Today a federal judge ruled that Spartanburg County School District No. 7  did not violate the Constitution by allowing students to earn elective credit for released time courses. U.S. District Court Judge Henry Herlong issued an emphatically worded order in Freedom of Religion Foundation v. Spartanburg County School District No. 7, holding that the District’s released time policy does not endorse religion, but “is a passive measure on behalf of public school officials to accommodate the desire of its students to receive religious instruction.”
In 2009, Spartanburg County School District No. 7 was sued by the atheist activist group Freedom From Religion Foundation, along with the parents of two high school students, for implementing the South Carolina Released Time Credit Act. The law, passed in 2006, allows school districts to give elective credit to students who complete released time courses in religious instruction.

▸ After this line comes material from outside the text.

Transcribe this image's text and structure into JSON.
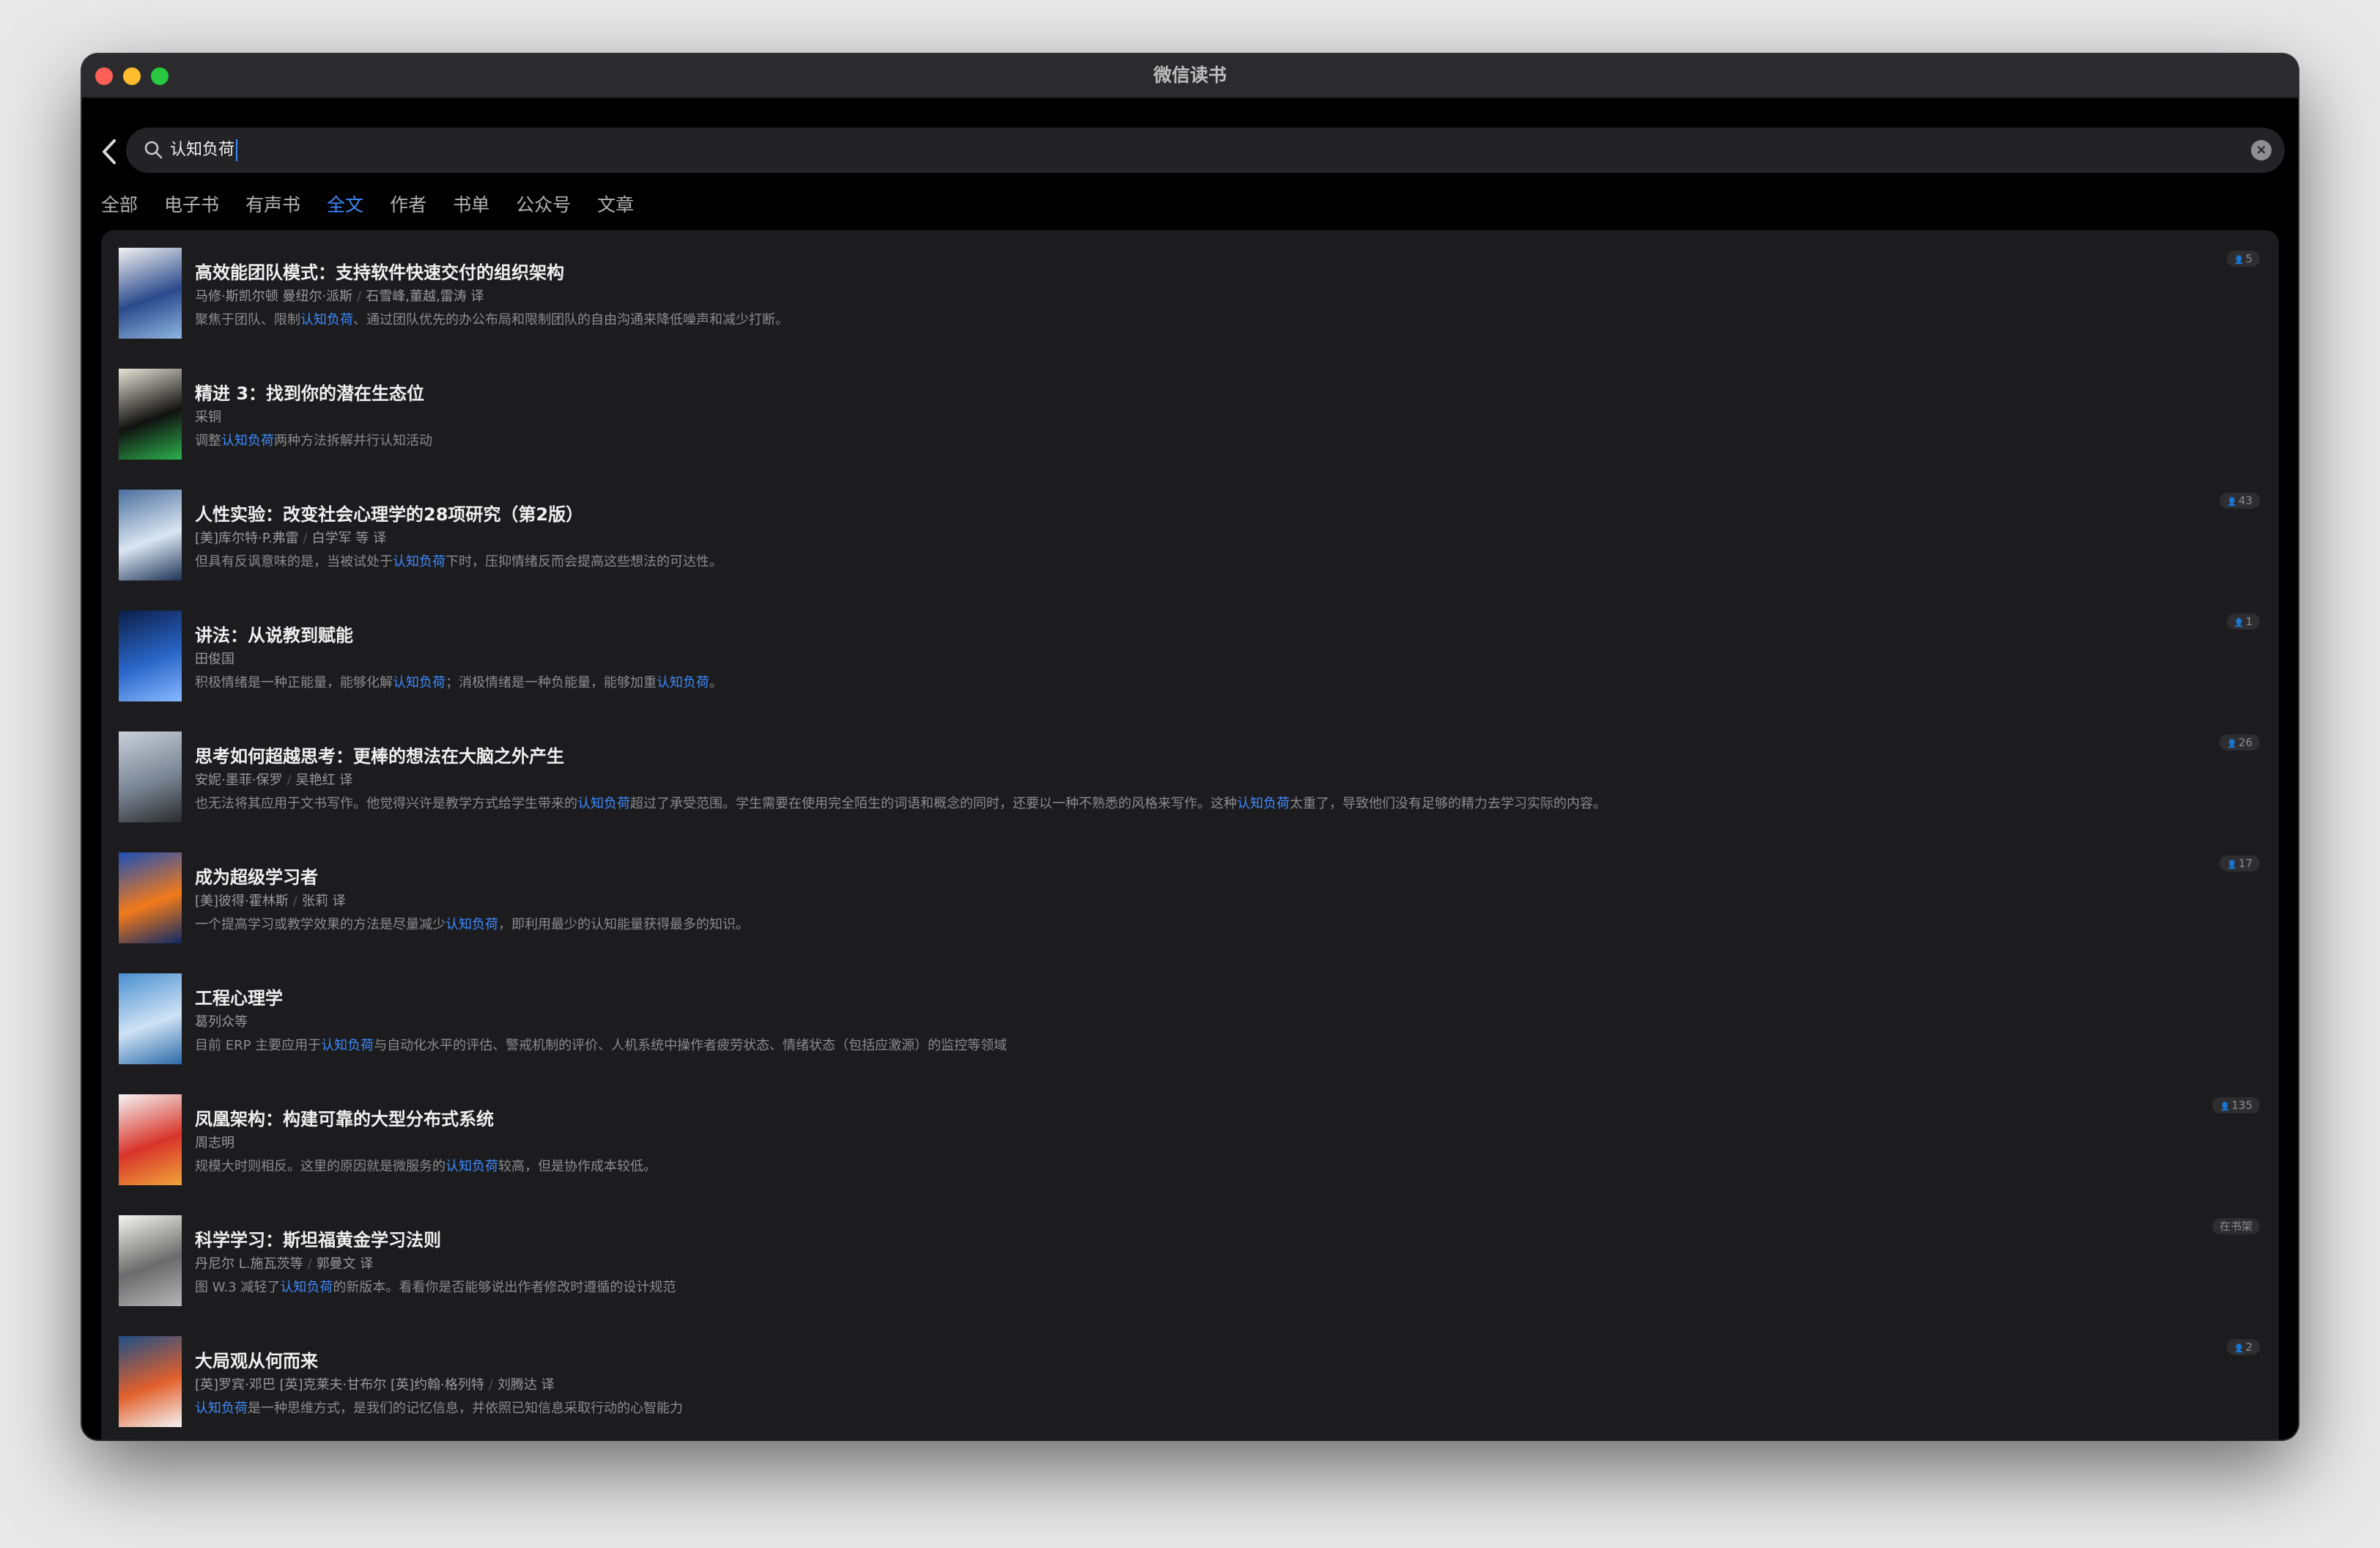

Judge Herlong found that “the policy’s plain language and the School District’s implementation of the released time policy evidence an intent to passively accommodate religion and to insulate itself from pervasive monitoring and oversight of the overtly religious instruction.” The Court also found that the District’s practice of “honoring academic credit” for released time was “unremarkable,” not unlike the general practice of public schools to honor credits “from an accredited private school.”
For more than 50 years, courts have routinely held that off-campus released time programs do not violate the Constitution by promoting religion, but merely accommodate the wishes of students’ parents. Nation-wide, more than 250,000 children in 32 states participate in released time programs each year. In South Carolina alone, more than 12,000 students attend released time classes each week.
“Judge Herlong’s ruling today says that this case was really a complaint about nothing: like Gertrude Stein said, there’s no there there,” says Eric Kniffin, Legal Counsel for The Becket Fund for Religious Liberty, which represents the school district, along with Kenneth Darr and Kenneth Nettles of Spartanburg firm Lyles, Darr & Clark, LLP. “The District should be commended for standing up for common sense, and defending the rights of parents everywhere.”
The Court’s decision has implications for released time programs and accredited private schools across South Carolina and throughout the country.